_Task description_
State how many lines of the entries hold the string "this", and output nothing but that count.

Dataset rows for apps and sites
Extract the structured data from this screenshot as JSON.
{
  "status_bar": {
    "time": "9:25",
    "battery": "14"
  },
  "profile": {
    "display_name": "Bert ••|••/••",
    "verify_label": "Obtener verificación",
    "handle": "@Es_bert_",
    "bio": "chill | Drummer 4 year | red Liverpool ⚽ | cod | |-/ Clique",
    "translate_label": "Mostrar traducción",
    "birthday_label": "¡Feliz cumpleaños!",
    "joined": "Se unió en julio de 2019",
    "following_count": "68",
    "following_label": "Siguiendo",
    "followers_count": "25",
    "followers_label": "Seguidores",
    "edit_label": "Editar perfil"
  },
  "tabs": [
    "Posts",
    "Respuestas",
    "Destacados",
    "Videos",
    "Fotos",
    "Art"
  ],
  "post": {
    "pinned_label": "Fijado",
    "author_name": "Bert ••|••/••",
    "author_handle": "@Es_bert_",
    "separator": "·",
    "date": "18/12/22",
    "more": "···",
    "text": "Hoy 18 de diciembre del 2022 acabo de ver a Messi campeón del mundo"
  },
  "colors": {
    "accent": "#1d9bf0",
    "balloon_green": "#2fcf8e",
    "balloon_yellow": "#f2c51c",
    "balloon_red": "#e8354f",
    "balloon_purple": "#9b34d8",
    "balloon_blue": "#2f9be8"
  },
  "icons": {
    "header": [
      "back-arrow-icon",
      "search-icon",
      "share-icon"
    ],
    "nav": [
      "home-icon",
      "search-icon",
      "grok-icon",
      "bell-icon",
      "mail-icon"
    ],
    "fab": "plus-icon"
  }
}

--

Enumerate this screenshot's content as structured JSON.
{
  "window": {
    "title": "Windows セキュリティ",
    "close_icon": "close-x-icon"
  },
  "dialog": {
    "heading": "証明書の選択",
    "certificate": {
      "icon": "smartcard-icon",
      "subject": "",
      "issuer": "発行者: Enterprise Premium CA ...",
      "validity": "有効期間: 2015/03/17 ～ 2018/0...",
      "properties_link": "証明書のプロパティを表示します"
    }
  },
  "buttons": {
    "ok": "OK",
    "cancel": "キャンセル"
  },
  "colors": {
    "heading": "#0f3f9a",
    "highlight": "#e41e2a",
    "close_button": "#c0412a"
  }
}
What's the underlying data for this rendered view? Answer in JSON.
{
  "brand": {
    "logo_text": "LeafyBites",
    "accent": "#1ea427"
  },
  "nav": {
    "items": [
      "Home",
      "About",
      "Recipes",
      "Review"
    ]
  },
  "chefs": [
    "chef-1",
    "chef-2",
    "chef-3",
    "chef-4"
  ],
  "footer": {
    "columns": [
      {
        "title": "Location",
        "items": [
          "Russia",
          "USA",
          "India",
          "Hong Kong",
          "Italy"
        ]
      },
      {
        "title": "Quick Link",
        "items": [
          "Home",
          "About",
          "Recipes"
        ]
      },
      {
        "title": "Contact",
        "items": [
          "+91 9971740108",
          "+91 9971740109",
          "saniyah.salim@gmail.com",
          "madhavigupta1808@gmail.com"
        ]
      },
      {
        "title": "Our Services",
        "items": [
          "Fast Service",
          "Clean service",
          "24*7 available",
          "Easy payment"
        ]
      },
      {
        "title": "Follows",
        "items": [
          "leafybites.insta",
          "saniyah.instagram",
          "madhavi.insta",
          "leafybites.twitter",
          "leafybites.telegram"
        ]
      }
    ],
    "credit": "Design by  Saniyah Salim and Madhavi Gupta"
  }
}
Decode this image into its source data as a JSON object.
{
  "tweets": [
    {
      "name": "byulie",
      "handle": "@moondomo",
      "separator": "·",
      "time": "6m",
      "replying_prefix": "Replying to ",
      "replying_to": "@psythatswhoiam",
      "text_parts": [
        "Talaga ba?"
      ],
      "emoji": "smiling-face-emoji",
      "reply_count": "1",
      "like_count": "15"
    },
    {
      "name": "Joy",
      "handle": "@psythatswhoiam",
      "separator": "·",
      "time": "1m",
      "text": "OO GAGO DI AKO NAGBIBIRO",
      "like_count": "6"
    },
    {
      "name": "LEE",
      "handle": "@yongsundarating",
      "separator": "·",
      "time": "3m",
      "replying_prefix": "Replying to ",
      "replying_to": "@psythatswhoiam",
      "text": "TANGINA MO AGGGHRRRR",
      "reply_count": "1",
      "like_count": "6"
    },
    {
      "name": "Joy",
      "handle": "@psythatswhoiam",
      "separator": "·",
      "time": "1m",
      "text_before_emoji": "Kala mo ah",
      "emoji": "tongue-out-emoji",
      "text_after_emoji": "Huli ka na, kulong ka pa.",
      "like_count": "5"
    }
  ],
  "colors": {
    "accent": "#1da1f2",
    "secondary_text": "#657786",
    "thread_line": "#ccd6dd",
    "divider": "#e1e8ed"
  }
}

_Expected answer_
4